━━━ RECORDS TO USE ━━━
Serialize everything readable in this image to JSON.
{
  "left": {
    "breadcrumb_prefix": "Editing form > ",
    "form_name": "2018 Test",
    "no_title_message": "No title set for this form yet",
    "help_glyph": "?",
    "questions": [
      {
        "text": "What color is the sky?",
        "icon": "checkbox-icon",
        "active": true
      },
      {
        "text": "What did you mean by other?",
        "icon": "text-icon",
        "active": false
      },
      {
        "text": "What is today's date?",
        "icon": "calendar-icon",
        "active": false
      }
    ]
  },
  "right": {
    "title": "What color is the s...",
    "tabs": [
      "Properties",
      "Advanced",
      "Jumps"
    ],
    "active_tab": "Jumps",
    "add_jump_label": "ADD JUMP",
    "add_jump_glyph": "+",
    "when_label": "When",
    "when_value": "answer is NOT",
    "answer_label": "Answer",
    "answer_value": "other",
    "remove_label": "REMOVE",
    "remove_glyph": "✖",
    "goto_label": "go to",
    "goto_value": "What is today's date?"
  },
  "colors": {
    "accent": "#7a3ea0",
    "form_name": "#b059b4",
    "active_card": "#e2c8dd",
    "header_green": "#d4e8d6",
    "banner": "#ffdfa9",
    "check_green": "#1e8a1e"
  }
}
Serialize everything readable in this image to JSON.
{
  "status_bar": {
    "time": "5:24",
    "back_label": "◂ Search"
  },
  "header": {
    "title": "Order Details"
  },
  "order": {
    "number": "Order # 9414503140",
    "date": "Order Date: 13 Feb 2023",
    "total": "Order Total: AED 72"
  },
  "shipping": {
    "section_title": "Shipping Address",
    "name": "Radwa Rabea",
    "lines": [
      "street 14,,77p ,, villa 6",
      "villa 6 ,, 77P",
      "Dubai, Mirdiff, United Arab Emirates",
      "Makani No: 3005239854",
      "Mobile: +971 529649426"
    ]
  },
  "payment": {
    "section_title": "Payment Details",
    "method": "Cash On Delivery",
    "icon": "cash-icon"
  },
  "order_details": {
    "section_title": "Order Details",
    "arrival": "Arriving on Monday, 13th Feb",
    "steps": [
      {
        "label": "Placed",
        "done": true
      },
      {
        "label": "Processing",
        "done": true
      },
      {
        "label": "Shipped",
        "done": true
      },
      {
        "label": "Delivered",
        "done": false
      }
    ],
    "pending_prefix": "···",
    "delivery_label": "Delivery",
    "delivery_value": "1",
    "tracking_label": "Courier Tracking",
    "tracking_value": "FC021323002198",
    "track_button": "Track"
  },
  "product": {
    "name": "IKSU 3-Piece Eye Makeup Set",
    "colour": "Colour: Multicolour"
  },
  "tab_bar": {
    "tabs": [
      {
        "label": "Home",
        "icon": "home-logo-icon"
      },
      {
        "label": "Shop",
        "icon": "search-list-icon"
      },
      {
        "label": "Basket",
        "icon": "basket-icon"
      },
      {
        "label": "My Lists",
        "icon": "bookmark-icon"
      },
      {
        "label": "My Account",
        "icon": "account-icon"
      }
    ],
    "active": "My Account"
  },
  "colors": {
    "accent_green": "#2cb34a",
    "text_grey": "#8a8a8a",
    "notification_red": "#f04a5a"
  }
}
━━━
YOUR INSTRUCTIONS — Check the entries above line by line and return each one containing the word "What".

ANSWER BOX —
        "text": "What color is the sky?",
        "text": "What did you mean by other?",
        "text": "What is today's date?",
    "title": "What color is the s...",
    "goto_value": "What is today's date?"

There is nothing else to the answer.